[RECORDS TO PROCESS]
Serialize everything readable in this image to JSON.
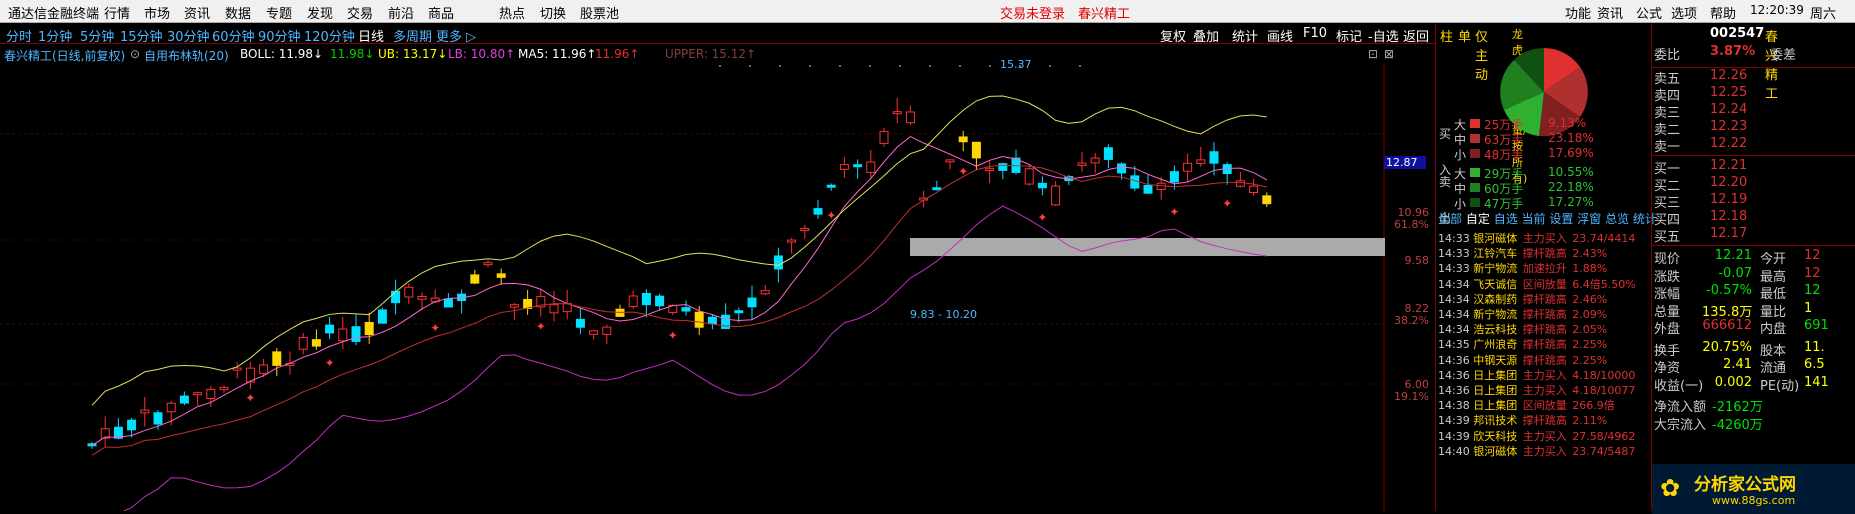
{
  "app_title": "通达信金融终端",
  "menu": [
    "行情",
    "市场",
    "资讯",
    "数据",
    "专题",
    "发现",
    "交易",
    "前沿",
    "商品",
    "热点",
    "切换",
    "股票池"
  ],
  "status_center": [
    "交易未登录",
    "春兴精工"
  ],
  "menu_right": [
    "功能",
    "资讯",
    "公式",
    "选项",
    "帮助"
  ],
  "clock": "12:20:39",
  "weekday": "周六",
  "periods": [
    "分时",
    "1分钟",
    "5分钟",
    "15分钟",
    "30分钟",
    "60分钟",
    "90分钟",
    "120分钟",
    "日线",
    "多周期",
    "更多 ▷"
  ],
  "active_period": "日线",
  "tools": [
    "复权",
    "叠加",
    "统计",
    "画线",
    "F10",
    "标记"
  ],
  "tools2": [
    "-自选",
    "返回"
  ],
  "side_tabs": [
    "柱",
    "单",
    "仅主动",
    "龙虎看盘(成交量/按所有)"
  ],
  "indicator": {
    "stock": "春兴精工(日线,前复权)",
    "formula": "自用布林轨(20)",
    "boll": "BOLL: 11.98↓",
    "mid": "11.98↓",
    "ub": "UB: 13.17↓",
    "lb": "LB: 10.80↑",
    "ma5": "MA5: 11.96↑",
    "ma5b": "11.96↑",
    "upper": "UPPER: 15.12↑"
  },
  "chart_labels": {
    "high": "15.37",
    "range": "9.83 - 10.20",
    "right_price": "12.87"
  },
  "y_axis": [
    {
      "v": "10.96",
      "c": "#c04040"
    },
    {
      "v": "61.8%",
      "c": "#c04040"
    },
    {
      "v": "9.58",
      "c": "#c04040"
    },
    {
      "v": "8.22",
      "c": "#c04040"
    },
    {
      "v": "38.2%",
      "c": "#c04040"
    },
    {
      "v": "6.00",
      "c": "#c04040"
    },
    {
      "v": "19.1%",
      "c": "#c04040"
    }
  ],
  "flow": {
    "buy_label": [
      "买",
      "入"
    ],
    "sell_label": [
      "卖",
      "出"
    ],
    "rows": [
      {
        "size": "大",
        "vol": "25万手",
        "pct": "9.13%",
        "c": "#e03030"
      },
      {
        "size": "中",
        "vol": "63万手",
        "pct": "23.18%",
        "c": "#b03030"
      },
      {
        "size": "小",
        "vol": "48万手",
        "pct": "17.69%",
        "c": "#802020"
      },
      {
        "size": "大",
        "vol": "29万手",
        "pct": "10.55%",
        "c": "#30b030"
      },
      {
        "size": "中",
        "vol": "60万手",
        "pct": "22.18%",
        "c": "#208020"
      },
      {
        "size": "小",
        "vol": "47万手",
        "pct": "17.27%",
        "c": "#105010"
      }
    ]
  },
  "tabs_small": [
    "全部",
    "自定",
    "自选",
    "当前",
    "设置",
    "浮窗",
    "总览",
    "统计"
  ],
  "ticker": [
    {
      "t": "14:33",
      "n": "银河磁体",
      "e": "主力买入",
      "v": "23.74/4414"
    },
    {
      "t": "14:33",
      "n": "江铃汽车",
      "e": "撑杆跳高",
      "v": "2.43%"
    },
    {
      "t": "14:33",
      "n": "新宁物流",
      "e": "加速拉升",
      "v": "1.88%"
    },
    {
      "t": "14:34",
      "n": "飞天诚信",
      "e": "区间放量",
      "v": "6.4倍5.50%"
    },
    {
      "t": "14:34",
      "n": "汉森制药",
      "e": "撑杆跳高",
      "v": "2.46%"
    },
    {
      "t": "14:34",
      "n": "新宁物流",
      "e": "撑杆跳高",
      "v": "2.09%"
    },
    {
      "t": "14:34",
      "n": "浩云科技",
      "e": "撑杆跳高",
      "v": "2.05%"
    },
    {
      "t": "14:35",
      "n": "广州浪奇",
      "e": "撑杆跳高",
      "v": "2.25%"
    },
    {
      "t": "14:36",
      "n": "中钢天源",
      "e": "撑杆跳高",
      "v": "2.25%"
    },
    {
      "t": "14:36",
      "n": "日上集团",
      "e": "主力买入",
      "v": "4.18/10000"
    },
    {
      "t": "14:36",
      "n": "日上集团",
      "e": "主力买入",
      "v": "4.18/10077"
    },
    {
      "t": "14:38",
      "n": "日上集团",
      "e": "区间放量",
      "v": "266.9倍"
    },
    {
      "t": "14:39",
      "n": "邦讯技术",
      "e": "撑杆跳高",
      "v": "2.11%"
    },
    {
      "t": "14:39",
      "n": "欣天科技",
      "e": "主力买入",
      "v": "27.58/4962"
    },
    {
      "t": "14:40",
      "n": "银河磁体",
      "e": "主力买入",
      "v": "23.74/5487"
    }
  ],
  "quote": {
    "code": "002547",
    "name": "春兴精工",
    "webi_label": "委比",
    "webi": "3.87%",
    "weicha": "委差",
    "sells": [
      {
        "l": "卖五",
        "p": "12.26"
      },
      {
        "l": "卖四",
        "p": "12.25"
      },
      {
        "l": "卖三",
        "p": "12.24"
      },
      {
        "l": "卖二",
        "p": "12.23"
      },
      {
        "l": "卖一",
        "p": "12.22"
      }
    ],
    "buys": [
      {
        "l": "买一",
        "p": "12.21"
      },
      {
        "l": "买二",
        "p": "12.20"
      },
      {
        "l": "买三",
        "p": "12.19"
      },
      {
        "l": "买四",
        "p": "12.18"
      },
      {
        "l": "买五",
        "p": "12.17"
      }
    ],
    "stats": [
      {
        "a": "现价",
        "av": "12.21",
        "ac": "#00e000",
        "b": "今开",
        "bv": "12",
        "bc": "#e03030"
      },
      {
        "a": "涨跌",
        "av": "-0.07",
        "ac": "#00e000",
        "b": "最高",
        "bv": "12",
        "bc": "#e03030"
      },
      {
        "a": "涨幅",
        "av": "-0.57%",
        "ac": "#00e000",
        "b": "最低",
        "bv": "12",
        "bc": "#00e000"
      },
      {
        "a": "总量",
        "av": "135.8万",
        "ac": "#ffff00",
        "b": "量比",
        "bv": "1",
        "bc": "#ffff00"
      },
      {
        "a": "外盘",
        "av": "666612",
        "ac": "#e03030",
        "b": "内盘",
        "bv": "691",
        "bc": "#00e000"
      },
      {
        "a": "换手",
        "av": "20.75%",
        "ac": "#ffff00",
        "b": "股本",
        "bv": "11.",
        "bc": "#ffff00"
      },
      {
        "a": "净资",
        "av": "2.41",
        "ac": "#ffff00",
        "b": "流通",
        "bv": "6.5",
        "bc": "#ffff00"
      },
      {
        "a": "收益(一)",
        "av": "0.002",
        "ac": "#ffff00",
        "b": "PE(动)",
        "bv": "141",
        "bc": "#ffff00"
      },
      {
        "a": "净流入额",
        "av": "-2162万",
        "ac": "#00e000",
        "b": "",
        "bv": "",
        "bc": "#fff"
      },
      {
        "a": "大宗流入",
        "av": "-4260万",
        "ac": "#00e000",
        "b": "",
        "bv": "",
        "bc": "#fff"
      }
    ]
  },
  "watermark": {
    "site": "分析家公式网",
    "url": "www.88gs.com"
  }
}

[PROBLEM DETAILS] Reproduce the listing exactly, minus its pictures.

[OUTPUT FOR THIS EXERCISE]
Serialize everything readable in this image to JSON.
{
  "app_title": "通达信金融终端",
  "menu": [
    "行情",
    "市场",
    "资讯",
    "数据",
    "专题",
    "发现",
    "交易",
    "前沿",
    "商品",
    "热点",
    "切换",
    "股票池"
  ],
  "status_center": [
    "交易未登录",
    "春兴精工"
  ],
  "menu_right": [
    "功能",
    "资讯",
    "公式",
    "选项",
    "帮助"
  ],
  "clock": "12:20:39",
  "weekday": "周六",
  "periods": [
    "分时",
    "1分钟",
    "5分钟",
    "15分钟",
    "30分钟",
    "60分钟",
    "90分钟",
    "120分钟",
    "日线",
    "多周期",
    "更多 ▷"
  ],
  "active_period": "日线",
  "tools": [
    "复权",
    "叠加",
    "统计",
    "画线",
    "F10",
    "标记"
  ],
  "tools2": [
    "-自选",
    "返回"
  ],
  "side_tabs": [
    "柱",
    "单",
    "仅主动",
    "龙虎看盘(成交量/按所有)"
  ],
  "indicator": {
    "stock": "春兴精工(日线,前复权)",
    "formula": "自用布林轨(20)",
    "boll": "BOLL: 11.98↓",
    "mid": "11.98↓",
    "ub": "UB: 13.17↓",
    "lb": "LB: 10.80↑",
    "ma5": "MA5: 11.96↑",
    "ma5b": "11.96↑",
    "upper": "UPPER: 15.12↑"
  },
  "chart_labels": {
    "high": "15.37",
    "range": "9.83 - 10.20",
    "right_price": "12.87"
  },
  "y_axis": [
    {
      "v": "10.96",
      "c": "#c04040"
    },
    {
      "v": "61.8%",
      "c": "#c04040"
    },
    {
      "v": "9.58",
      "c": "#c04040"
    },
    {
      "v": "8.22",
      "c": "#c04040"
    },
    {
      "v": "38.2%",
      "c": "#c04040"
    },
    {
      "v": "6.00",
      "c": "#c04040"
    },
    {
      "v": "19.1%",
      "c": "#c04040"
    }
  ],
  "flow": {
    "buy_label": [
      "买",
      "入"
    ],
    "sell_label": [
      "卖",
      "出"
    ],
    "rows": [
      {
        "size": "大",
        "vol": "25万手",
        "pct": "9.13%",
        "c": "#e03030"
      },
      {
        "size": "中",
        "vol": "63万手",
        "pct": "23.18%",
        "c": "#b03030"
      },
      {
        "size": "小",
        "vol": "48万手",
        "pct": "17.69%",
        "c": "#802020"
      },
      {
        "size": "大",
        "vol": "29万手",
        "pct": "10.55%",
        "c": "#30b030"
      },
      {
        "size": "中",
        "vol": "60万手",
        "pct": "22.18%",
        "c": "#208020"
      },
      {
        "size": "小",
        "vol": "47万手",
        "pct": "17.27%",
        "c": "#105010"
      }
    ]
  },
  "tabs_small": [
    "全部",
    "自定",
    "自选",
    "当前",
    "设置",
    "浮窗",
    "总览",
    "统计"
  ],
  "ticker": [
    {
      "t": "14:33",
      "n": "银河磁体",
      "e": "主力买入",
      "v": "23.74/4414"
    },
    {
      "t": "14:33",
      "n": "江铃汽车",
      "e": "撑杆跳高",
      "v": "2.43%"
    },
    {
      "t": "14:33",
      "n": "新宁物流",
      "e": "加速拉升",
      "v": "1.88%"
    },
    {
      "t": "14:34",
      "n": "飞天诚信",
      "e": "区间放量",
      "v": "6.4倍5.50%"
    },
    {
      "t": "14:34",
      "n": "汉森制药",
      "e": "撑杆跳高",
      "v": "2.46%"
    },
    {
      "t": "14:34",
      "n": "新宁物流",
      "e": "撑杆跳高",
      "v": "2.09%"
    },
    {
      "t": "14:34",
      "n": "浩云科技",
      "e": "撑杆跳高",
      "v": "2.05%"
    },
    {
      "t": "14:35",
      "n": "广州浪奇",
      "e": "撑杆跳高",
      "v": "2.25%"
    },
    {
      "t": "14:36",
      "n": "中钢天源",
      "e": "撑杆跳高",
      "v": "2.25%"
    },
    {
      "t": "14:36",
      "n": "日上集团",
      "e": "主力买入",
      "v": "4.18/10000"
    },
    {
      "t": "14:36",
      "n": "日上集团",
      "e": "主力买入",
      "v": "4.18/10077"
    },
    {
      "t": "14:38",
      "n": "日上集团",
      "e": "区间放量",
      "v": "266.9倍"
    },
    {
      "t": "14:39",
      "n": "邦讯技术",
      "e": "撑杆跳高",
      "v": "2.11%"
    },
    {
      "t": "14:39",
      "n": "欣天科技",
      "e": "主力买入",
      "v": "27.58/4962"
    },
    {
      "t": "14:40",
      "n": "银河磁体",
      "e": "主力买入",
      "v": "23.74/5487"
    }
  ],
  "quote": {
    "code": "002547",
    "name": "春兴精工",
    "webi_label": "委比",
    "webi": "3.87%",
    "weicha": "委差",
    "sells": [
      {
        "l": "卖五",
        "p": "12.26"
      },
      {
        "l": "卖四",
        "p": "12.25"
      },
      {
        "l": "卖三",
        "p": "12.24"
      },
      {
        "l": "卖二",
        "p": "12.23"
      },
      {
        "l": "卖一",
        "p": "12.22"
      }
    ],
    "buys": [
      {
        "l": "买一",
        "p": "12.21"
      },
      {
        "l": "买二",
        "p": "12.20"
      },
      {
        "l": "买三",
        "p": "12.19"
      },
      {
        "l": "买四",
        "p": "12.18"
      },
      {
        "l": "买五",
        "p": "12.17"
      }
    ],
    "stats": [
      {
        "a": "现价",
        "av": "12.21",
        "ac": "#00e000",
        "b": "今开",
        "bv": "12",
        "bc": "#e03030"
      },
      {
        "a": "涨跌",
        "av": "-0.07",
        "ac": "#00e000",
        "b": "最高",
        "bv": "12",
        "bc": "#e03030"
      },
      {
        "a": "涨幅",
        "av": "-0.57%",
        "ac": "#00e000",
        "b": "最低",
        "bv": "12",
        "bc": "#00e000"
      },
      {
        "a": "总量",
        "av": "135.8万",
        "ac": "#ffff00",
        "b": "量比",
        "bv": "1",
        "bc": "#ffff00"
      },
      {
        "a": "外盘",
        "av": "666612",
        "ac": "#e03030",
        "b": "内盘",
        "bv": "691",
        "bc": "#00e000"
      },
      {
        "a": "换手",
        "av": "20.75%",
        "ac": "#ffff00",
        "b": "股本",
        "bv": "11.",
        "bc": "#ffff00"
      },
      {
        "a": "净资",
        "av": "2.41",
        "ac": "#ffff00",
        "b": "流通",
        "bv": "6.5",
        "bc": "#ffff00"
      },
      {
        "a": "收益(一)",
        "av": "0.002",
        "ac": "#ffff00",
        "b": "PE(动)",
        "bv": "141",
        "bc": "#ffff00"
      },
      {
        "a": "净流入额",
        "av": "-2162万",
        "ac": "#00e000",
        "b": "",
        "bv": "",
        "bc": "#fff"
      },
      {
        "a": "大宗流入",
        "av": "-4260万",
        "ac": "#00e000",
        "b": "",
        "bv": "",
        "bc": "#fff"
      }
    ]
  },
  "watermark": {
    "site": "分析家公式网",
    "url": "www.88gs.com"
  }
}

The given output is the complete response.